## WORK TO COMPLETE
Copy out the entries exactly, from the first line to the last.
= Beginning of Section =
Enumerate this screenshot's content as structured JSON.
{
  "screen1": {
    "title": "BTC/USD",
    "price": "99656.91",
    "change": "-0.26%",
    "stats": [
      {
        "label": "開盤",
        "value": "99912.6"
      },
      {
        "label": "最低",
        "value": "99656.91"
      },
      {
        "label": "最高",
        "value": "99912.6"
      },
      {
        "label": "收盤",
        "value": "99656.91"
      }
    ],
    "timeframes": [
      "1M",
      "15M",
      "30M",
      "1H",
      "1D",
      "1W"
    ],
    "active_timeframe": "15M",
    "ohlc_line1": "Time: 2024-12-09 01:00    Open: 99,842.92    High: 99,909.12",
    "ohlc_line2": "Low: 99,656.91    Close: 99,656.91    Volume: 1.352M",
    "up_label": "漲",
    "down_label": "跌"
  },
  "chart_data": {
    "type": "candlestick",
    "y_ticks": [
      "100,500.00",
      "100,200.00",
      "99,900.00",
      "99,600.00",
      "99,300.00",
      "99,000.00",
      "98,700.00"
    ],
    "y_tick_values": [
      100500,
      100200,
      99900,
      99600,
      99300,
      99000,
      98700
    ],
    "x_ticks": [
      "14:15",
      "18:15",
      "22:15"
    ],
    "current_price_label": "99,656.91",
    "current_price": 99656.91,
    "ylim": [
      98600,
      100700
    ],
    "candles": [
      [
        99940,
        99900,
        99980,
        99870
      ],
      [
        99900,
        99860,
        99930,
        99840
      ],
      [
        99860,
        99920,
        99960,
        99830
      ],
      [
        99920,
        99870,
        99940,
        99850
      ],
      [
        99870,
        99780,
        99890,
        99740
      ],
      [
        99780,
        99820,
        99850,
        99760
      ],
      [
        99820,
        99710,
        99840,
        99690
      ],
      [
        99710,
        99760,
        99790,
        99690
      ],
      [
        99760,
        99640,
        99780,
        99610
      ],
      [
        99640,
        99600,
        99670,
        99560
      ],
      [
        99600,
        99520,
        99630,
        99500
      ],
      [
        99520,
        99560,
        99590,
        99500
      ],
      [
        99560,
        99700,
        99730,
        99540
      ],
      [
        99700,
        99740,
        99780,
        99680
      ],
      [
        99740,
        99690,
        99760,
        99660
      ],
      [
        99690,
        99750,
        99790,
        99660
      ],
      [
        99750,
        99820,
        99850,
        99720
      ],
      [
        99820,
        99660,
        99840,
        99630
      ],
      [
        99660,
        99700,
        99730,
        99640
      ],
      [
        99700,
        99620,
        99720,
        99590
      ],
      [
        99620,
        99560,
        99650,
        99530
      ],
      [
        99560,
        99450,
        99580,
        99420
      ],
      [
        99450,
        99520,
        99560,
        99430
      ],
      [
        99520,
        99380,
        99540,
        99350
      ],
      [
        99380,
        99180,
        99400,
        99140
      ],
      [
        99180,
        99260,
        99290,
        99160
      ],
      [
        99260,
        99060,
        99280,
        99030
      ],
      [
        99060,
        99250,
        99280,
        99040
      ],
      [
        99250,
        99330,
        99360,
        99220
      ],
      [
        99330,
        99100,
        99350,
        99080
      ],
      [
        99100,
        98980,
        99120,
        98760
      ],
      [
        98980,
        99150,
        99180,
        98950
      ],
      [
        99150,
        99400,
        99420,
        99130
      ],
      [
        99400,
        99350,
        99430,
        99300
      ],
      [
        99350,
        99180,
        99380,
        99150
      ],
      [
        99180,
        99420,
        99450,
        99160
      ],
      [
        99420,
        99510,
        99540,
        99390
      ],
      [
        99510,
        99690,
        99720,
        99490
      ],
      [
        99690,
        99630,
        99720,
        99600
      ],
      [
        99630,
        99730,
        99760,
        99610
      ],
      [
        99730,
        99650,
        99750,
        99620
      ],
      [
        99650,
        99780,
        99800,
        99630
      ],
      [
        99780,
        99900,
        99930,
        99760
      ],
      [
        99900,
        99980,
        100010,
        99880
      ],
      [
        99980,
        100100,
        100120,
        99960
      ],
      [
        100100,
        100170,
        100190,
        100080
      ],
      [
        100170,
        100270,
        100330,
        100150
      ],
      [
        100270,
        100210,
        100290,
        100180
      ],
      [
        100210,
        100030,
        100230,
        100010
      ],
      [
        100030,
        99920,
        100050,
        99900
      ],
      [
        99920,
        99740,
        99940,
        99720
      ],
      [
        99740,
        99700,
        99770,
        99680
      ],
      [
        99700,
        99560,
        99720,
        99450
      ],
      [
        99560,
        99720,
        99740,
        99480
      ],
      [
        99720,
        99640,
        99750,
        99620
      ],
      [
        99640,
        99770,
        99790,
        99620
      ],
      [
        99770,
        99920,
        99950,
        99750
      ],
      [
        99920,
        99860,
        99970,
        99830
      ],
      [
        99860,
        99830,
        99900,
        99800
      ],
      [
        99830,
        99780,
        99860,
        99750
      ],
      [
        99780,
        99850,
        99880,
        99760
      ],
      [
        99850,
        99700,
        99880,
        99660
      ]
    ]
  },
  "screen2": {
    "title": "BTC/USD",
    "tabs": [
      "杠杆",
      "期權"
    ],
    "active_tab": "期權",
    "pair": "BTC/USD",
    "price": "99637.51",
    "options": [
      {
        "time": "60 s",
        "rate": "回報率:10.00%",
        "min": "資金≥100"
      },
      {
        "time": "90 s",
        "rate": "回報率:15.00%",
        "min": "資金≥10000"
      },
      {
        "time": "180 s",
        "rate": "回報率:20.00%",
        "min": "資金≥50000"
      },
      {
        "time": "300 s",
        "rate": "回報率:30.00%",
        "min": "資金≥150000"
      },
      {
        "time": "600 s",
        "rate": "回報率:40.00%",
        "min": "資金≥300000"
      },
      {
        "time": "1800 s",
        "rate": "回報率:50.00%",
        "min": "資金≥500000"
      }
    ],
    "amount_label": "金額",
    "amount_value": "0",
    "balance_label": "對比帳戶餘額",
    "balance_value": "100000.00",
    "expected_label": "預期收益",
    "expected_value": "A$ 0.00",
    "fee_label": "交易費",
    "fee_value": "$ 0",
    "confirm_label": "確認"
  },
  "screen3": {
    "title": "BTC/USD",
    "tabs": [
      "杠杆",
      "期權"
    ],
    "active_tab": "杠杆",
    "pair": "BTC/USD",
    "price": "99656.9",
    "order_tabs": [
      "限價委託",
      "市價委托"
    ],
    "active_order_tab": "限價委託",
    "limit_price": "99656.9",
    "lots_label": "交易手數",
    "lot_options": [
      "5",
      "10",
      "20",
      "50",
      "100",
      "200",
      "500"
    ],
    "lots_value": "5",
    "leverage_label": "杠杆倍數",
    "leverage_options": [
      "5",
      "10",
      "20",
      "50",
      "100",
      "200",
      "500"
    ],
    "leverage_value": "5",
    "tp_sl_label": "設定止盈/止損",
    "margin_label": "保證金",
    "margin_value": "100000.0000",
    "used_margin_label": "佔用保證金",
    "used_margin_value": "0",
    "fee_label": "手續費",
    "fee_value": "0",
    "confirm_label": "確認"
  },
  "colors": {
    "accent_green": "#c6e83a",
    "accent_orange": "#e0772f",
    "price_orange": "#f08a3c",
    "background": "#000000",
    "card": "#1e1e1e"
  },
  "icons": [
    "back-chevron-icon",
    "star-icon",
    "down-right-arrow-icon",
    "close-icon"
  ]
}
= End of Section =
## TASK OUTPUT
Enumerate this screenshot's content as structured JSON.
{
  "screen1": {
    "title": "BTC/USD",
    "price": "99656.91",
    "change": "-0.26%",
    "stats": [
      {
        "label": "開盤",
        "value": "99912.6"
      },
      {
        "label": "最低",
        "value": "99656.91"
      },
      {
        "label": "最高",
        "value": "99912.6"
      },
      {
        "label": "收盤",
        "value": "99656.91"
      }
    ],
    "timeframes": [
      "1M",
      "15M",
      "30M",
      "1H",
      "1D",
      "1W"
    ],
    "active_timeframe": "15M",
    "ohlc_line1": "Time: 2024-12-09 01:00    Open: 99,842.92    High: 99,909.12",
    "ohlc_line2": "Low: 99,656.91    Close: 99,656.91    Volume: 1.352M",
    "up_label": "漲",
    "down_label": "跌"
  },
  "chart_data": {
    "type": "candlestick",
    "y_ticks": [
      "100,500.00",
      "100,200.00",
      "99,900.00",
      "99,600.00",
      "99,300.00",
      "99,000.00",
      "98,700.00"
    ],
    "y_tick_values": [
      100500,
      100200,
      99900,
      99600,
      99300,
      99000,
      98700
    ],
    "x_ticks": [
      "14:15",
      "18:15",
      "22:15"
    ],
    "current_price_label": "99,656.91",
    "current_price": 99656.91,
    "ylim": [
      98600,
      100700
    ],
    "candles": [
      [
        99940,
        99900,
        99980,
        99870
      ],
      [
        99900,
        99860,
        99930,
        99840
      ],
      [
        99860,
        99920,
        99960,
        99830
      ],
      [
        99920,
        99870,
        99940,
        99850
      ],
      [
        99870,
        99780,
        99890,
        99740
      ],
      [
        99780,
        99820,
        99850,
        99760
      ],
      [
        99820,
        99710,
        99840,
        99690
      ],
      [
        99710,
        99760,
        99790,
        99690
      ],
      [
        99760,
        99640,
        99780,
        99610
      ],
      [
        99640,
        99600,
        99670,
        99560
      ],
      [
        99600,
        99520,
        99630,
        99500
      ],
      [
        99520,
        99560,
        99590,
        99500
      ],
      [
        99560,
        99700,
        99730,
        99540
      ],
      [
        99700,
        99740,
        99780,
        99680
      ],
      [
        99740,
        99690,
        99760,
        99660
      ],
      [
        99690,
        99750,
        99790,
        99660
      ],
      [
        99750,
        99820,
        99850,
        99720
      ],
      [
        99820,
        99660,
        99840,
        99630
      ],
      [
        99660,
        99700,
        99730,
        99640
      ],
      [
        99700,
        99620,
        99720,
        99590
      ],
      [
        99620,
        99560,
        99650,
        99530
      ],
      [
        99560,
        99450,
        99580,
        99420
      ],
      [
        99450,
        99520,
        99560,
        99430
      ],
      [
        99520,
        99380,
        99540,
        99350
      ],
      [
        99380,
        99180,
        99400,
        99140
      ],
      [
        99180,
        99260,
        99290,
        99160
      ],
      [
        99260,
        99060,
        99280,
        99030
      ],
      [
        99060,
        99250,
        99280,
        99040
      ],
      [
        99250,
        99330,
        99360,
        99220
      ],
      [
        99330,
        99100,
        99350,
        99080
      ],
      [
        99100,
        98980,
        99120,
        98760
      ],
      [
        98980,
        99150,
        99180,
        98950
      ],
      [
        99150,
        99400,
        99420,
        99130
      ],
      [
        99400,
        99350,
        99430,
        99300
      ],
      [
        99350,
        99180,
        99380,
        99150
      ],
      [
        99180,
        99420,
        99450,
        99160
      ],
      [
        99420,
        99510,
        99540,
        99390
      ],
      [
        99510,
        99690,
        99720,
        99490
      ],
      [
        99690,
        99630,
        99720,
        99600
      ],
      [
        99630,
        99730,
        99760,
        99610
      ],
      [
        99730,
        99650,
        99750,
        99620
      ],
      [
        99650,
        99780,
        99800,
        99630
      ],
      [
        99780,
        99900,
        99930,
        99760
      ],
      [
        99900,
        99980,
        100010,
        99880
      ],
      [
        99980,
        100100,
        100120,
        99960
      ],
      [
        100100,
        100170,
        100190,
        100080
      ],
      [
        100170,
        100270,
        100330,
        100150
      ],
      [
        100270,
        100210,
        100290,
        100180
      ],
      [
        100210,
        100030,
        100230,
        100010
      ],
      [
        100030,
        99920,
        100050,
        99900
      ],
      [
        99920,
        99740,
        99940,
        99720
      ],
      [
        99740,
        99700,
        99770,
        99680
      ],
      [
        99700,
        99560,
        99720,
        99450
      ],
      [
        99560,
        99720,
        99740,
        99480
      ],
      [
        99720,
        99640,
        99750,
        99620
      ],
      [
        99640,
        99770,
        99790,
        99620
      ],
      [
        99770,
        99920,
        99950,
        99750
      ],
      [
        99920,
        99860,
        99970,
        99830
      ],
      [
        99860,
        99830,
        99900,
        99800
      ],
      [
        99830,
        99780,
        99860,
        99750
      ],
      [
        99780,
        99850,
        99880,
        99760
      ],
      [
        99850,
        99700,
        99880,
        99660
      ]
    ]
  },
  "screen2": {
    "title": "BTC/USD",
    "tabs": [
      "杠杆",
      "期權"
    ],
    "active_tab": "期權",
    "pair": "BTC/USD",
    "price": "99637.51",
    "options": [
      {
        "time": "60 s",
        "rate": "回報率:10.00%",
        "min": "資金≥100"
      },
      {
        "time": "90 s",
        "rate": "回報率:15.00%",
        "min": "資金≥10000"
      },
      {
        "time": "180 s",
        "rate": "回報率:20.00%",
        "min": "資金≥50000"
      },
      {
        "time": "300 s",
        "rate": "回報率:30.00%",
        "min": "資金≥150000"
      },
      {
        "time": "600 s",
        "rate": "回報率:40.00%",
        "min": "資金≥300000"
      },
      {
        "time": "1800 s",
        "rate": "回報率:50.00%",
        "min": "資金≥500000"
      }
    ],
    "amount_label": "金額",
    "amount_value": "0",
    "balance_label": "對比帳戶餘額",
    "balance_value": "100000.00",
    "expected_label": "預期收益",
    "expected_value": "A$ 0.00",
    "fee_label": "交易費",
    "fee_value": "$ 0",
    "confirm_label": "確認"
  },
  "screen3": {
    "title": "BTC/USD",
    "tabs": [
      "杠杆",
      "期權"
    ],
    "active_tab": "杠杆",
    "pair": "BTC/USD",
    "price": "99656.9",
    "order_tabs": [
      "限價委託",
      "市價委托"
    ],
    "active_order_tab": "限價委託",
    "limit_price": "99656.9",
    "lots_label": "交易手數",
    "lot_options": [
      "5",
      "10",
      "20",
      "50",
      "100",
      "200",
      "500"
    ],
    "lots_value": "5",
    "leverage_label": "杠杆倍數",
    "leverage_options": [
      "5",
      "10",
      "20",
      "50",
      "100",
      "200",
      "500"
    ],
    "leverage_value": "5",
    "tp_sl_label": "設定止盈/止損",
    "margin_label": "保證金",
    "margin_value": "100000.0000",
    "used_margin_label": "佔用保證金",
    "used_margin_value": "0",
    "fee_label": "手續費",
    "fee_value": "0",
    "confirm_label": "確認"
  },
  "colors": {
    "accent_green": "#c6e83a",
    "accent_orange": "#e0772f",
    "price_orange": "#f08a3c",
    "background": "#000000",
    "card": "#1e1e1e"
  },
  "icons": [
    "back-chevron-icon",
    "star-icon",
    "down-right-arrow-icon",
    "close-icon"
  ]
}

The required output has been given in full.